And as you’ve mentioned, the commission doesn’t represent the views of the people of America. Yes, I think there’s a clear disconnect between Americans and policymakers. Recent events—particularly with the bakery cases—show how out of touch some people are on religious liberty issues. When people who care deeply about religious liberty look at a report like this one, they will think—rightly—that it vastly oversimplifies the issue.

My colleagues did not give religious liberty the attention that it needs. They just plunged forward with their agenda. One thing I find most troubling about the report is that it considers anti-discrimination laws to be pre-eminent in American law. The report doesn’t say that religious liberty is not pre-eminent, but they never say that it is.

Why does that trouble you? Because our country’s history makes the opposite argument. Many people came to this country for religious liberty. The First Amendment—first because it was first on the minds of many people—guarantees not just freedom of speech, but free exercise of religion. That’s still important in the mind of many Americans.

In your statement, you discussed how religious freedom also benefits minority religions. Oh, yes. The Religious Freedom Restoration Act (RFRA), which ensures that interests in religious freedom are protected, disproportionately protects minority religions because their members don’t have much political clout. Anyone who thinks that laws like RFRA primarily protect Christians is not really considering the full picture.

People from Canada and Europe sent in written comments to the commission that generally supported religious exemptions and the right of religious institutions to direct their own affairs.
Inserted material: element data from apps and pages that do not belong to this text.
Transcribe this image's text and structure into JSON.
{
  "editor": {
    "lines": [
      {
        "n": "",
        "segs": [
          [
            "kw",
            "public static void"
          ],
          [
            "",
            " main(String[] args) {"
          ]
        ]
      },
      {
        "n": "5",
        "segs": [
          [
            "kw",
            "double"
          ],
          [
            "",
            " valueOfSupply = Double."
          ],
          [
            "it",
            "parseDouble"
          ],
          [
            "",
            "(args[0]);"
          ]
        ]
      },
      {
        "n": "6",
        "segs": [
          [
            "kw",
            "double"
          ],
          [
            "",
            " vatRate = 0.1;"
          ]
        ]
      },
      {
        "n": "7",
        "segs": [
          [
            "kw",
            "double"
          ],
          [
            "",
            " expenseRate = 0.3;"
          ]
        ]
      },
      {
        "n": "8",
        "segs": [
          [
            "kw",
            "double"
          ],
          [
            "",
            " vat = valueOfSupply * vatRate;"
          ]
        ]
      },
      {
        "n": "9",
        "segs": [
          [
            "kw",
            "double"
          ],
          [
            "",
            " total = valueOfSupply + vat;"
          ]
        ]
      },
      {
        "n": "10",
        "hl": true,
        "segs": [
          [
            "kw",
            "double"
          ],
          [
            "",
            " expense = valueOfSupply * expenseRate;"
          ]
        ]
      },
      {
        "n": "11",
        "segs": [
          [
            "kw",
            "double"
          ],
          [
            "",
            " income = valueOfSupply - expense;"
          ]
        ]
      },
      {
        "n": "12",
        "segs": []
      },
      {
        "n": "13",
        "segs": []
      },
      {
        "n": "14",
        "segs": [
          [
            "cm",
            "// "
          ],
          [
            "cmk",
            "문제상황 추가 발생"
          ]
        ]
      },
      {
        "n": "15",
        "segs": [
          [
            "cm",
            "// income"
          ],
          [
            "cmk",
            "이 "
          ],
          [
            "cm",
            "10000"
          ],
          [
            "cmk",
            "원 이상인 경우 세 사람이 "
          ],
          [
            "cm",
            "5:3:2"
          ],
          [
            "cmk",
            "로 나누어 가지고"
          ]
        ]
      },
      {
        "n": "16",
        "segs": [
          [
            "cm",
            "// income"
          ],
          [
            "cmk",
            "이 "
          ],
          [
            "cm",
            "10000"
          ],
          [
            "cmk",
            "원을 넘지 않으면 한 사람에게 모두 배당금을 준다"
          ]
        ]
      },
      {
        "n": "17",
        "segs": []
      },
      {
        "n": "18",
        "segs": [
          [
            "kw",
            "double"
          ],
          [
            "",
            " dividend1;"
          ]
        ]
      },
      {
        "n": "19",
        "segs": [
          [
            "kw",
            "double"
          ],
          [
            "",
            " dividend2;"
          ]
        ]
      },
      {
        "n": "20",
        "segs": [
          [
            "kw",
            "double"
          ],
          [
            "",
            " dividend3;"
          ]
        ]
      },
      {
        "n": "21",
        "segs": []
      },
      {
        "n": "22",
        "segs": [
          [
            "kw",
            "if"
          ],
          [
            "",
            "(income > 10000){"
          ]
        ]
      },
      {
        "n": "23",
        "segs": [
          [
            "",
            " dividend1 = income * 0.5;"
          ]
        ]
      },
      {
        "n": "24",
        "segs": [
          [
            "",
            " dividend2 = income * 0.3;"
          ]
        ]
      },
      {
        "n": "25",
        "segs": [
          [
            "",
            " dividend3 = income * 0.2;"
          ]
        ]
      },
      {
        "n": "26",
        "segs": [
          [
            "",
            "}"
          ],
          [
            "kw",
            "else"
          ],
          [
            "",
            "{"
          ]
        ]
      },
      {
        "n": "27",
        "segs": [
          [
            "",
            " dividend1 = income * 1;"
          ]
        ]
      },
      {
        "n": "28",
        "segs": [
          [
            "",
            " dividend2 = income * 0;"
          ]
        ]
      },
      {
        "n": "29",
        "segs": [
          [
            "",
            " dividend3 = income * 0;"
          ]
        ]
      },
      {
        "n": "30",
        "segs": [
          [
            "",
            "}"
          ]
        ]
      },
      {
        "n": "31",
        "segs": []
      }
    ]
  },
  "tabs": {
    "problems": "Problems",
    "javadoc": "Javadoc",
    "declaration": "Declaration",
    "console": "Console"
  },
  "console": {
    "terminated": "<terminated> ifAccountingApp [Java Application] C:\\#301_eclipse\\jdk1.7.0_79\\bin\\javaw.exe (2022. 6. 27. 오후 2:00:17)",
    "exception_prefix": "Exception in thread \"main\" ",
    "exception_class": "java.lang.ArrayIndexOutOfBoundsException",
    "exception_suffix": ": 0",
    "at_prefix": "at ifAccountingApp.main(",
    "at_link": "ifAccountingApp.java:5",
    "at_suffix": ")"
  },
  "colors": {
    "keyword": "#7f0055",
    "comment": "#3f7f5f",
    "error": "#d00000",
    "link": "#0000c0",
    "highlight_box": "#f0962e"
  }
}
Why would non-Americans take an interest in religious liberty in America? That’s indicative of America’s place in the world. People understand that this is the last best chance for religious liberty. If America fails to live up to that ideal, then how can we expect other places in the world to do so?

On the 50th anniversary of the commission in 2007, you testified to the value of the agency. You said, “If the value of a federal agency could be calculated on a per-dollar basis, it would not surprise me to find the Commission on Civil Rights to be among the best investments Congress ever made.” (Laughs) I was a lot more optimistic in those days! I think the commission is capable of doing useful work, but some reports leave something to be desired. These days, I like to stay out of the issue of whether the commission should continue. I’ll leave that up to Congress.

What’s the feedback to the report been like? I’ve gotten a lot of feedback—much more than I usually get. Law professors around the world have read it. I also got an email from a woman who wants to know what people of faith can do to protect religious liberty.

How would you respond to that woman? The most important thing is to not stop talking about religious liberties. I think people of faith typically don’t want to get in other people’s faces, and yes, we don’t want to be confrontational. But we shouldn’t be silent. Chairman Castro is accusing people of faith of being hypocrites. It’s important that we not be hypocrites.

Have you gotten any emails from liberals who say something like, “Hey, you actually make some sense?” (Long pause) Alas, no.